- [SUPPLIED RECORDS]:
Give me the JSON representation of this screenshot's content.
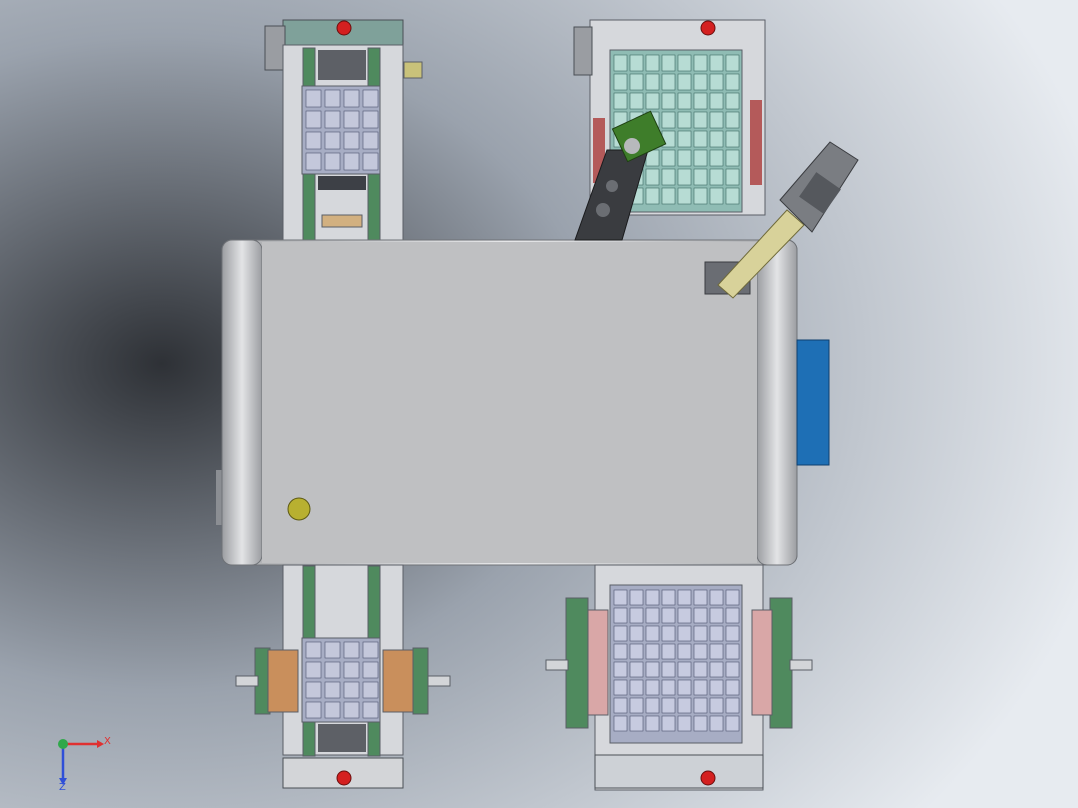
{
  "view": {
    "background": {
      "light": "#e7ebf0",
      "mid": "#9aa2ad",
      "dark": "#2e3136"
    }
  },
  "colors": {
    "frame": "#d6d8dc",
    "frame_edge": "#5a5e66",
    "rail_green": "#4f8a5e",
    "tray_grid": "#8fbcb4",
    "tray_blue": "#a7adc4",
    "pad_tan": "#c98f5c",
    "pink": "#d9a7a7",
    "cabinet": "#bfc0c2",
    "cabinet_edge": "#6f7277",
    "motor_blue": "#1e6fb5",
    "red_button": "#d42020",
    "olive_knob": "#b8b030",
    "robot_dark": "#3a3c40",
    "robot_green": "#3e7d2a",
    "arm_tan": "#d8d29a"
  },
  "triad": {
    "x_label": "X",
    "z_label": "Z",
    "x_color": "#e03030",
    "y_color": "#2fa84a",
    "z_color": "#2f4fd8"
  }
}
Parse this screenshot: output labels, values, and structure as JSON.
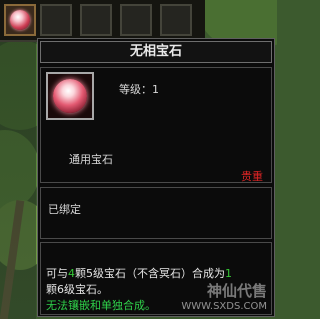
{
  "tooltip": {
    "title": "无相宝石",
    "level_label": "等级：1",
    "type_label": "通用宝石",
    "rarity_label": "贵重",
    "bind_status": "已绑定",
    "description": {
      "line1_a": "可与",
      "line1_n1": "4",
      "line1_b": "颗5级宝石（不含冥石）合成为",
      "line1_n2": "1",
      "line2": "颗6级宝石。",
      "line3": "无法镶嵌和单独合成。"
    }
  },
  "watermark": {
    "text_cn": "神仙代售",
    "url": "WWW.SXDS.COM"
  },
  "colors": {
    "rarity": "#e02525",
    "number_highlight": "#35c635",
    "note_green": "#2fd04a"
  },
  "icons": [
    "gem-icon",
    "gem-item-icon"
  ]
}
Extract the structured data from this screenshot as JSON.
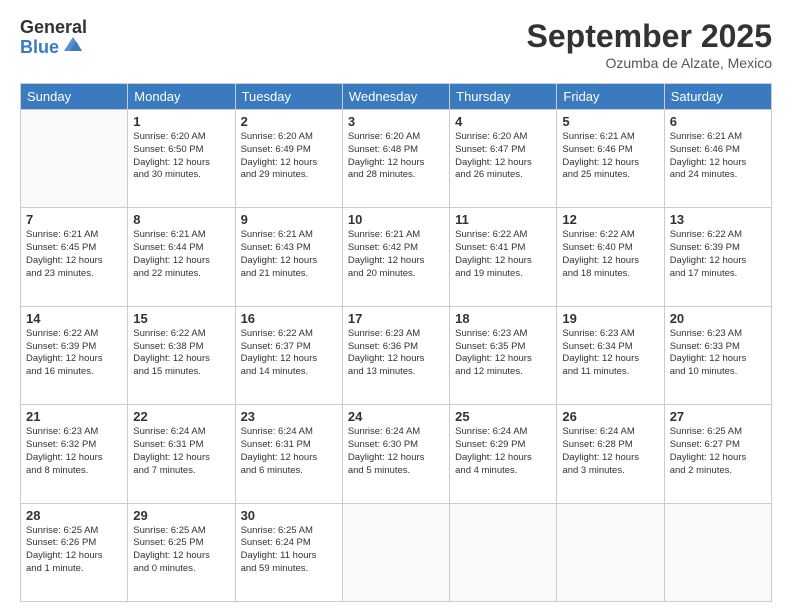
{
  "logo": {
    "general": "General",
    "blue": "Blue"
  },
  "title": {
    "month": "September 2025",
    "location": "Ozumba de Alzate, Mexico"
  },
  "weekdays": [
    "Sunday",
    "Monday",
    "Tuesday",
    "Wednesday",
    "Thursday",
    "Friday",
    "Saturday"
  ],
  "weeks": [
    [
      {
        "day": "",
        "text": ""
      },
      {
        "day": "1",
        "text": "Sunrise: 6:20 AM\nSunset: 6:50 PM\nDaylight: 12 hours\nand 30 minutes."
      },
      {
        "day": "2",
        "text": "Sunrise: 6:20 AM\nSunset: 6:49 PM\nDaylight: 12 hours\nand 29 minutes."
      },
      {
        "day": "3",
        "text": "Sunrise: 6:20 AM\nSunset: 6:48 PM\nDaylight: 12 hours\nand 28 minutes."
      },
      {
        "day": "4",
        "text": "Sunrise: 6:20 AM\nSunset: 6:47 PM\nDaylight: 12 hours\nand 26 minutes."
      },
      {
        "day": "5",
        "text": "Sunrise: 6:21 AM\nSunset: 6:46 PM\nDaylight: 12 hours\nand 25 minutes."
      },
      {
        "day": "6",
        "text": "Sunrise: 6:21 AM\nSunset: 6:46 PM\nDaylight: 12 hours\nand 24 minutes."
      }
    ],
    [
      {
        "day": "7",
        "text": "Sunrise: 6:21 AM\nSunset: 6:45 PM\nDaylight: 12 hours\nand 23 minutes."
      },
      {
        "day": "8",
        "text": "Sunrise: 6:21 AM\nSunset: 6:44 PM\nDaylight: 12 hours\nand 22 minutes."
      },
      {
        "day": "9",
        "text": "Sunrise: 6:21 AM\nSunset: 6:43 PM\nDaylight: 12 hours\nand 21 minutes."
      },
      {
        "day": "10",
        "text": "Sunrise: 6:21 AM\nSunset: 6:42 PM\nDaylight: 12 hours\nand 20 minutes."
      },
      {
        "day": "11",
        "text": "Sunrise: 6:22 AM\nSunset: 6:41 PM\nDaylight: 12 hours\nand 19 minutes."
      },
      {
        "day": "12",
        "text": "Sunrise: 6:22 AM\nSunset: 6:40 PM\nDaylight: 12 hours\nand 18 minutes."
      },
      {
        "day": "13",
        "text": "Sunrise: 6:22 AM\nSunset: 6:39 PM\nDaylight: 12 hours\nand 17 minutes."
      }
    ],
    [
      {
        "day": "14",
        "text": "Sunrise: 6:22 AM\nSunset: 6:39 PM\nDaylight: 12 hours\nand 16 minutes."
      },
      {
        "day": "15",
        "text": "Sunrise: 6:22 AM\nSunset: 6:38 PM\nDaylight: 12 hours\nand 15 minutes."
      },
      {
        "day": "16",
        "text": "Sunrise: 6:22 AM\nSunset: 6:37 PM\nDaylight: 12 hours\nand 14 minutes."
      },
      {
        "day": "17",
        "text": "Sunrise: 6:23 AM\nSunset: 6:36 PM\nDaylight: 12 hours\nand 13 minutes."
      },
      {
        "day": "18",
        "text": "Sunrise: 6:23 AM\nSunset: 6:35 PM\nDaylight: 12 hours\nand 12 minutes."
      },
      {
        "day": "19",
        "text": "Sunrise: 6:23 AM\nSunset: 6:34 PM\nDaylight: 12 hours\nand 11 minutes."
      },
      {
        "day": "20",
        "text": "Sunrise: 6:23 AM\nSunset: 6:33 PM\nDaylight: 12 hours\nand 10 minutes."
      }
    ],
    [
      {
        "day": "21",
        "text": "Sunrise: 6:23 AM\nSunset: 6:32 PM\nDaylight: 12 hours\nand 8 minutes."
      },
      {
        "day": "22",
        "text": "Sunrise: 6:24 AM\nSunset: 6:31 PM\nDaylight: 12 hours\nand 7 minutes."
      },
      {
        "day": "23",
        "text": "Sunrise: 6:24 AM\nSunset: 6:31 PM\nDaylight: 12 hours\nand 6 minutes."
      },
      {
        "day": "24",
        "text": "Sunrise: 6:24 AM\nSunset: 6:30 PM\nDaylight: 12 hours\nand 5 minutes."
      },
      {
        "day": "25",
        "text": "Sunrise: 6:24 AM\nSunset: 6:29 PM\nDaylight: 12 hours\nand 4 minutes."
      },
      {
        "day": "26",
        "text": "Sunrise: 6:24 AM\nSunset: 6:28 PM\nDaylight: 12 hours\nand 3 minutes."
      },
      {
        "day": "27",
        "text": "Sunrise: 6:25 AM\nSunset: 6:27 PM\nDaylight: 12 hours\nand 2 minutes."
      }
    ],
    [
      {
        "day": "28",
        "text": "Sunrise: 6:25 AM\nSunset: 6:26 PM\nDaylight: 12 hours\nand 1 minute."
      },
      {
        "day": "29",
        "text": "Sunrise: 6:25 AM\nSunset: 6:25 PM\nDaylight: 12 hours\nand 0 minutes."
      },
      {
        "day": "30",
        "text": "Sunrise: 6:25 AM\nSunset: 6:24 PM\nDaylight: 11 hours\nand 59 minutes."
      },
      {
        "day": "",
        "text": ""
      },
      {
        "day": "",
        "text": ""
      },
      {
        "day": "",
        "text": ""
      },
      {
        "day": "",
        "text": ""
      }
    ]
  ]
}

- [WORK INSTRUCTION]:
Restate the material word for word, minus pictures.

- [WORKED SOLUTION]:
Give me the JSON representation of this screenshot's content.
{
  "view": {
    "background": {
      "light": "#e7ebf0",
      "mid": "#9aa2ad",
      "dark": "#2e3136"
    }
  },
  "colors": {
    "frame": "#d6d8dc",
    "frame_edge": "#5a5e66",
    "rail_green": "#4f8a5e",
    "tray_grid": "#8fbcb4",
    "tray_blue": "#a7adc4",
    "pad_tan": "#c98f5c",
    "pink": "#d9a7a7",
    "cabinet": "#bfc0c2",
    "cabinet_edge": "#6f7277",
    "motor_blue": "#1e6fb5",
    "red_button": "#d42020",
    "olive_knob": "#b8b030",
    "robot_dark": "#3a3c40",
    "robot_green": "#3e7d2a",
    "arm_tan": "#d8d29a"
  },
  "triad": {
    "x_label": "X",
    "z_label": "Z",
    "x_color": "#e03030",
    "y_color": "#2fa84a",
    "z_color": "#2f4fd8"
  }
}
Parse this screenshot: output labels, values, and structure as JSON.
{
  "tooltip": {
    "title": "无相宝石",
    "level_label": "等级：1",
    "type_label": "通用宝石",
    "rarity_label": "贵重",
    "bind_status": "已绑定",
    "description": {
      "line1_a": "可与",
      "line1_n1": "4",
      "line1_b": "颗5级宝石（不含冥石）合成为",
      "line1_n2": "1",
      "line2": "颗6级宝石。",
      "line3": "无法镶嵌和单独合成。"
    }
  },
  "watermark": {
    "text_cn": "神仙代售",
    "url": "WWW.SXDS.COM"
  },
  "colors": {
    "rarity": "#e02525",
    "number_highlight": "#35c635",
    "note_green": "#2fd04a"
  },
  "icons": [
    "gem-icon",
    "gem-item-icon"
  ]
}
Extract the structured data from this screenshot as JSON.
{
  "logo": {
    "general": "General",
    "blue": "Blue"
  },
  "title": {
    "month": "September 2025",
    "location": "Ozumba de Alzate, Mexico"
  },
  "weekdays": [
    "Sunday",
    "Monday",
    "Tuesday",
    "Wednesday",
    "Thursday",
    "Friday",
    "Saturday"
  ],
  "weeks": [
    [
      {
        "day": "",
        "text": ""
      },
      {
        "day": "1",
        "text": "Sunrise: 6:20 AM\nSunset: 6:50 PM\nDaylight: 12 hours\nand 30 minutes."
      },
      {
        "day": "2",
        "text": "Sunrise: 6:20 AM\nSunset: 6:49 PM\nDaylight: 12 hours\nand 29 minutes."
      },
      {
        "day": "3",
        "text": "Sunrise: 6:20 AM\nSunset: 6:48 PM\nDaylight: 12 hours\nand 28 minutes."
      },
      {
        "day": "4",
        "text": "Sunrise: 6:20 AM\nSunset: 6:47 PM\nDaylight: 12 hours\nand 26 minutes."
      },
      {
        "day": "5",
        "text": "Sunrise: 6:21 AM\nSunset: 6:46 PM\nDaylight: 12 hours\nand 25 minutes."
      },
      {
        "day": "6",
        "text": "Sunrise: 6:21 AM\nSunset: 6:46 PM\nDaylight: 12 hours\nand 24 minutes."
      }
    ],
    [
      {
        "day": "7",
        "text": "Sunrise: 6:21 AM\nSunset: 6:45 PM\nDaylight: 12 hours\nand 23 minutes."
      },
      {
        "day": "8",
        "text": "Sunrise: 6:21 AM\nSunset: 6:44 PM\nDaylight: 12 hours\nand 22 minutes."
      },
      {
        "day": "9",
        "text": "Sunrise: 6:21 AM\nSunset: 6:43 PM\nDaylight: 12 hours\nand 21 minutes."
      },
      {
        "day": "10",
        "text": "Sunrise: 6:21 AM\nSunset: 6:42 PM\nDaylight: 12 hours\nand 20 minutes."
      },
      {
        "day": "11",
        "text": "Sunrise: 6:22 AM\nSunset: 6:41 PM\nDaylight: 12 hours\nand 19 minutes."
      },
      {
        "day": "12",
        "text": "Sunrise: 6:22 AM\nSunset: 6:40 PM\nDaylight: 12 hours\nand 18 minutes."
      },
      {
        "day": "13",
        "text": "Sunrise: 6:22 AM\nSunset: 6:39 PM\nDaylight: 12 hours\nand 17 minutes."
      }
    ],
    [
      {
        "day": "14",
        "text": "Sunrise: 6:22 AM\nSunset: 6:39 PM\nDaylight: 12 hours\nand 16 minutes."
      },
      {
        "day": "15",
        "text": "Sunrise: 6:22 AM\nSunset: 6:38 PM\nDaylight: 12 hours\nand 15 minutes."
      },
      {
        "day": "16",
        "text": "Sunrise: 6:22 AM\nSunset: 6:37 PM\nDaylight: 12 hours\nand 14 minutes."
      },
      {
        "day": "17",
        "text": "Sunrise: 6:23 AM\nSunset: 6:36 PM\nDaylight: 12 hours\nand 13 minutes."
      },
      {
        "day": "18",
        "text": "Sunrise: 6:23 AM\nSunset: 6:35 PM\nDaylight: 12 hours\nand 12 minutes."
      },
      {
        "day": "19",
        "text": "Sunrise: 6:23 AM\nSunset: 6:34 PM\nDaylight: 12 hours\nand 11 minutes."
      },
      {
        "day": "20",
        "text": "Sunrise: 6:23 AM\nSunset: 6:33 PM\nDaylight: 12 hours\nand 10 minutes."
      }
    ],
    [
      {
        "day": "21",
        "text": "Sunrise: 6:23 AM\nSunset: 6:32 PM\nDaylight: 12 hours\nand 8 minutes."
      },
      {
        "day": "22",
        "text": "Sunrise: 6:24 AM\nSunset: 6:31 PM\nDaylight: 12 hours\nand 7 minutes."
      },
      {
        "day": "23",
        "text": "Sunrise: 6:24 AM\nSunset: 6:31 PM\nDaylight: 12 hours\nand 6 minutes."
      },
      {
        "day": "24",
        "text": "Sunrise: 6:24 AM\nSunset: 6:30 PM\nDaylight: 12 hours\nand 5 minutes."
      },
      {
        "day": "25",
        "text": "Sunrise: 6:24 AM\nSunset: 6:29 PM\nDaylight: 12 hours\nand 4 minutes."
      },
      {
        "day": "26",
        "text": "Sunrise: 6:24 AM\nSunset: 6:28 PM\nDaylight: 12 hours\nand 3 minutes."
      },
      {
        "day": "27",
        "text": "Sunrise: 6:25 AM\nSunset: 6:27 PM\nDaylight: 12 hours\nand 2 minutes."
      }
    ],
    [
      {
        "day": "28",
        "text": "Sunrise: 6:25 AM\nSunset: 6:26 PM\nDaylight: 12 hours\nand 1 minute."
      },
      {
        "day": "29",
        "text": "Sunrise: 6:25 AM\nSunset: 6:25 PM\nDaylight: 12 hours\nand 0 minutes."
      },
      {
        "day": "30",
        "text": "Sunrise: 6:25 AM\nSunset: 6:24 PM\nDaylight: 11 hours\nand 59 minutes."
      },
      {
        "day": "",
        "text": ""
      },
      {
        "day": "",
        "text": ""
      },
      {
        "day": "",
        "text": ""
      },
      {
        "day": "",
        "text": ""
      }
    ]
  ]
}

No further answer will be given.